The latter can be easily associated with “Belluscone, una storia siciliana” by Franco Maresco (Orizzonti), whereas the documentary by Tatti Sanguineti, “Giulio Andreotti, il cinema visto da vicino”, is dedicated to the relationship between former italian Prime Minister Giulio Andreotti and cinema.
Out of competition, Davide Ferrario’s “La zuppa del demonio” uses material from the national business cinema archives of Ivrea to try and create a story about the utopia of progress that engulfed Italy between 1910 and 1975.
Also out of competition, Gabriele Salvatores has realized the Italian version of a social cinema project, the brainchild of Ridley Scott: in his “Italy in a Day” he has edited a selection of home videos all filmed by Italians on a set day of the year. Anyone who finds the Italian horizon too restricted can choose between the genocide of the Armenians in “The cut” by Fatih Akin, the use of drones in war zones in “A Good Kill” by Andrei Niccol and the devastating effects of the financialization of the real estate market in “99 Homes” by Ramin Bahrani (all three movies are in competition, as is the only documentary, “The Look of Silence” by Joshua Oppenheimer, about the massacre of Communists carried out by the Indonesian regime in 1965).

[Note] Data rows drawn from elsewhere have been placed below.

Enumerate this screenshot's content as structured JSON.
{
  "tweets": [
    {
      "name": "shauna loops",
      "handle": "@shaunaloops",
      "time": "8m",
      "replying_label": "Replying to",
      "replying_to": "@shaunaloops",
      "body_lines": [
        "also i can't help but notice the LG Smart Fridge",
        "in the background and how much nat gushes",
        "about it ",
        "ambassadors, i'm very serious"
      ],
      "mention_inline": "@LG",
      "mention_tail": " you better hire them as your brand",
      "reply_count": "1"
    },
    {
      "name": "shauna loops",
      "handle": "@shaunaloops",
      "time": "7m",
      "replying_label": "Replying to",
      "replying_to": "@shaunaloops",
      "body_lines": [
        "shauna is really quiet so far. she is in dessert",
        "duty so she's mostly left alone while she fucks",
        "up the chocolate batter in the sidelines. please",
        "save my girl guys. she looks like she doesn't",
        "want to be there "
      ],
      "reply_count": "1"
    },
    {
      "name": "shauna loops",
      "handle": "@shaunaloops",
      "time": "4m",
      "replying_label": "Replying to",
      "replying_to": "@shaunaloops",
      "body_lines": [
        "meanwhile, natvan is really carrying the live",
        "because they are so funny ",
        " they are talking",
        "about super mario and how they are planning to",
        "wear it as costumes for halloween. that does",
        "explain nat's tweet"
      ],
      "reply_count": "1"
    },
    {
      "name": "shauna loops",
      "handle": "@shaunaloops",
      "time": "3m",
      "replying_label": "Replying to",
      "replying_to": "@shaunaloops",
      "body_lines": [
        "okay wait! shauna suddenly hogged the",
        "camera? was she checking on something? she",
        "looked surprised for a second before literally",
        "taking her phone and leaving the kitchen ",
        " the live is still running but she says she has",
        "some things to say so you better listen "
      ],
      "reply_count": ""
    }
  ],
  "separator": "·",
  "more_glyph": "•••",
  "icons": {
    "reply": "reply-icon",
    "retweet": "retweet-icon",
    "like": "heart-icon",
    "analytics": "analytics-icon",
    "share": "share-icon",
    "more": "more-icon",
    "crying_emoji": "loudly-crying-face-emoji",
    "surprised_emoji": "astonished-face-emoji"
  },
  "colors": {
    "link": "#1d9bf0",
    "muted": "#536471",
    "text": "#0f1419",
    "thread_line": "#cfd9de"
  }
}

Also in competition: the First World War with “Nobi” by Shunia Tsukamoto, and the war in Algeria with “Loin des hommes” by David Holhoffen.
These are just some of the 55 movies selected out of the around 1600 viewed, that this year the public at the Lido can enjoy in even greater comfort. In fact the redevelopment of the movie theaters rages ahead: at this edition it is the turn of the Sala Darsena, which has been expanded from 1300 to 1409 seats and which, in the near future, will be connected to the Palazzo del Cinema.
In fact, this will lead to the creation of the Nuovo Palazzo del Cinema announced by the president of the Biennale, Paolo Baratta, with the same proud nonchalance with which, years ago, he announced another Palazzo del Cinema project that subsequently failed at a cost of around 30 million Euros and related damage to the environment.
Returning to the movies, whose journey at the Festival seems to be more linked to the themes than the star system (even though actors of the caliber of Al Pacino, Bill Murray, Catherine Deneuve, Willem Dafoe and Naomi Watts, to mention just a few, will be coming to Venice), it will be interesting to see, after Venice, how they will be treated by the Italian distribution system which appears to be increasingly unable to identify and satisfy the tastes of modern audiences.